> GOAL OF THE EXERCISE
Pull every "network" line out of the data below.

══ RECORDS PROVIDED

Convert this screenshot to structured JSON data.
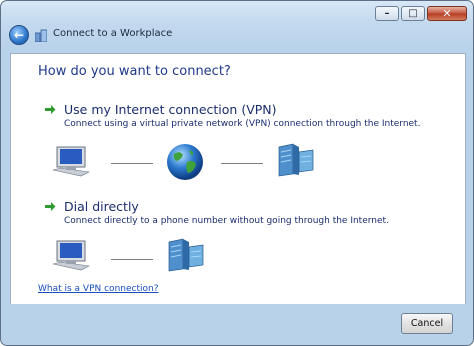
{
  "window": {
    "title": "Connect to a Workplace",
    "controls": {
      "minimize": "–",
      "maximize": "□",
      "close": "✕"
    }
  },
  "page": {
    "heading": "How do you want to connect?",
    "options": [
      {
        "title": "Use my Internet connection (VPN)",
        "description": "Connect using a virtual private network (VPN) connection through the Internet."
      },
      {
        "title": "Dial directly",
        "description": "Connect directly to a phone number without going through the Internet."
      }
    ],
    "help_link": "What is a VPN connection?"
  },
  "footer": {
    "cancel_label": "Cancel"
  },
  "icons": [
    "back-arrow-icon",
    "network-app-icon",
    "green-arrow-icon",
    "computer-icon",
    "globe-icon",
    "server-icon"
  ]
}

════

> ANSWER TO THIS PROBLEM
        "description": "Connect using a virtual private network (VPN) connection through the Internet."
    "network-app-icon",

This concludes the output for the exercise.